**TASK TO COMPLETE:** Return the records as they stand. No picture is to be included.

(Entries from a dataset of interfaces)
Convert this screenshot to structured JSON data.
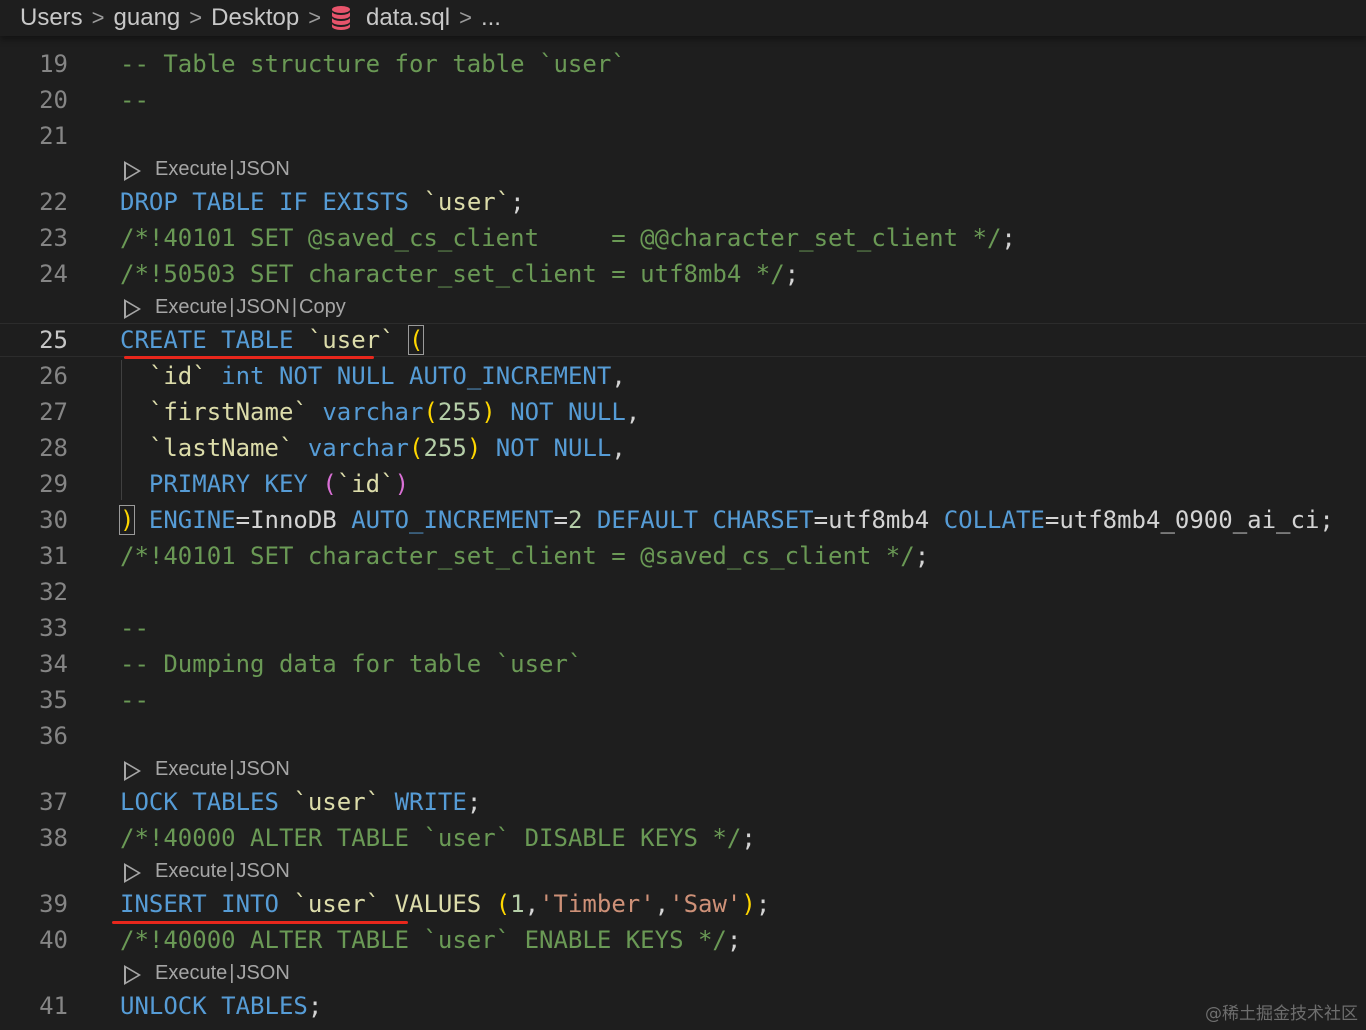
{
  "breadcrumb": {
    "items": [
      "Users",
      "guang",
      "Desktop",
      "data.sql",
      "..."
    ],
    "separator": ">"
  },
  "code_lens": {
    "execute": "Execute",
    "json": "JSON",
    "copy": "Copy",
    "separator": "|"
  },
  "editor": {
    "active_line": "25",
    "lines": {
      "19": "-- Table structure for table `user`",
      "20": "--",
      "21": "",
      "22": "DROP TABLE IF EXISTS `user`;",
      "23": "/*!40101 SET @saved_cs_client     = @@character_set_client */;",
      "24": "/*!50503 SET character_set_client = utf8mb4 */;",
      "25": "CREATE TABLE `user` (",
      "26": "  `id` int NOT NULL AUTO_INCREMENT,",
      "27": "  `firstName` varchar(255) NOT NULL,",
      "28": "  `lastName` varchar(255) NOT NULL,",
      "29": "  PRIMARY KEY (`id`)",
      "30": ") ENGINE=InnoDB AUTO_INCREMENT=2 DEFAULT CHARSET=utf8mb4 COLLATE=utf8mb4_0900_ai_ci;",
      "31": "/*!40101 SET character_set_client = @saved_cs_client */;",
      "32": "",
      "33": "--",
      "34": "-- Dumping data for table `user`",
      "35": "--",
      "36": "",
      "37": "LOCK TABLES `user` WRITE;",
      "38": "/*!40000 ALTER TABLE `user` DISABLE KEYS */;",
      "39": "INSERT INTO `user` VALUES (1,'Timber','Saw');",
      "40": "/*!40000 ALTER TABLE `user` ENABLE KEYS */;",
      "41": "UNLOCK TABLES;"
    }
  },
  "tokens": {
    "drop": "DROP",
    "table": "TABLE",
    "if": "IF",
    "exists": "EXISTS",
    "user_q": "`user`",
    "semi": ";",
    "c23_set": "/*!40101 SET @saved_cs_client     = @@character_set_client */",
    "c24": "/*!50503 SET character_set_client = utf8mb4 */",
    "create": "CREATE",
    "paren_open": "(",
    "paren_close": ")",
    "id_q": "`id`",
    "int": "int",
    "not": "NOT",
    "null": "NULL",
    "auto_increment": "AUTO_INCREMENT",
    "comma": ",",
    "firstname_q": "`firstName`",
    "lastname_q": "`lastName`",
    "varchar": "varchar",
    "n255": "255",
    "primary": "PRIMARY",
    "key": "KEY",
    "engine": "ENGINE",
    "eq": "=",
    "innodb": "InnoDB",
    "n2": "2",
    "default": "DEFAULT",
    "charset": "CHARSET",
    "utf8mb4": "utf8mb4",
    "collate": "COLLATE",
    "collation": "utf8mb4_0900_ai_ci",
    "c31": "/*!40101 SET character_set_client = @saved_cs_client */",
    "lock": "LOCK",
    "tables": "TABLES",
    "write": "WRITE",
    "c38": "/*!40000 ALTER TABLE `user` DISABLE KEYS */",
    "insert": "INSERT",
    "into": "INTO",
    "values": "VALUES",
    "n1": "1",
    "timber": "'Timber'",
    "saw": "'Saw'",
    "c40": "/*!40000 ALTER TABLE `user` ENABLE KEYS */",
    "unlock": "UNLOCK"
  },
  "watermark": "@稀土掘金技术社区",
  "colors": {
    "background": "#1e1e1e",
    "keyword": "#569cd6",
    "comment": "#6a9955",
    "string": "#ce9178",
    "number": "#b5cea8",
    "identifier": "#dcdcaa",
    "bracket": "#ffd700",
    "annotation_underline": "#e8271c",
    "sql_file_icon": "#e8546b"
  }
}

**SOLUTION TO THE EXERCISE:**
Convert this screenshot to structured JSON data.
{
  "breadcrumb": {
    "items": [
      "Users",
      "guang",
      "Desktop",
      "data.sql",
      "..."
    ],
    "separator": ">"
  },
  "code_lens": {
    "execute": "Execute",
    "json": "JSON",
    "copy": "Copy",
    "separator": "|"
  },
  "editor": {
    "active_line": "25",
    "lines": {
      "19": "-- Table structure for table `user`",
      "20": "--",
      "21": "",
      "22": "DROP TABLE IF EXISTS `user`;",
      "23": "/*!40101 SET @saved_cs_client     = @@character_set_client */;",
      "24": "/*!50503 SET character_set_client = utf8mb4 */;",
      "25": "CREATE TABLE `user` (",
      "26": "  `id` int NOT NULL AUTO_INCREMENT,",
      "27": "  `firstName` varchar(255) NOT NULL,",
      "28": "  `lastName` varchar(255) NOT NULL,",
      "29": "  PRIMARY KEY (`id`)",
      "30": ") ENGINE=InnoDB AUTO_INCREMENT=2 DEFAULT CHARSET=utf8mb4 COLLATE=utf8mb4_0900_ai_ci;",
      "31": "/*!40101 SET character_set_client = @saved_cs_client */;",
      "32": "",
      "33": "--",
      "34": "-- Dumping data for table `user`",
      "35": "--",
      "36": "",
      "37": "LOCK TABLES `user` WRITE;",
      "38": "/*!40000 ALTER TABLE `user` DISABLE KEYS */;",
      "39": "INSERT INTO `user` VALUES (1,'Timber','Saw');",
      "40": "/*!40000 ALTER TABLE `user` ENABLE KEYS */;",
      "41": "UNLOCK TABLES;"
    }
  },
  "tokens": {
    "drop": "DROP",
    "table": "TABLE",
    "if": "IF",
    "exists": "EXISTS",
    "user_q": "`user`",
    "semi": ";",
    "c23_set": "/*!40101 SET @saved_cs_client     = @@character_set_client */",
    "c24": "/*!50503 SET character_set_client = utf8mb4 */",
    "create": "CREATE",
    "paren_open": "(",
    "paren_close": ")",
    "id_q": "`id`",
    "int": "int",
    "not": "NOT",
    "null": "NULL",
    "auto_increment": "AUTO_INCREMENT",
    "comma": ",",
    "firstname_q": "`firstName`",
    "lastname_q": "`lastName`",
    "varchar": "varchar",
    "n255": "255",
    "primary": "PRIMARY",
    "key": "KEY",
    "engine": "ENGINE",
    "eq": "=",
    "innodb": "InnoDB",
    "n2": "2",
    "default": "DEFAULT",
    "charset": "CHARSET",
    "utf8mb4": "utf8mb4",
    "collate": "COLLATE",
    "collation": "utf8mb4_0900_ai_ci",
    "c31": "/*!40101 SET character_set_client = @saved_cs_client */",
    "lock": "LOCK",
    "tables": "TABLES",
    "write": "WRITE",
    "c38": "/*!40000 ALTER TABLE `user` DISABLE KEYS */",
    "insert": "INSERT",
    "into": "INTO",
    "values": "VALUES",
    "n1": "1",
    "timber": "'Timber'",
    "saw": "'Saw'",
    "c40": "/*!40000 ALTER TABLE `user` ENABLE KEYS */",
    "unlock": "UNLOCK"
  },
  "watermark": "@稀土掘金技术社区",
  "colors": {
    "background": "#1e1e1e",
    "keyword": "#569cd6",
    "comment": "#6a9955",
    "string": "#ce9178",
    "number": "#b5cea8",
    "identifier": "#dcdcaa",
    "bracket": "#ffd700",
    "annotation_underline": "#e8271c",
    "sql_file_icon": "#e8546b"
  }
}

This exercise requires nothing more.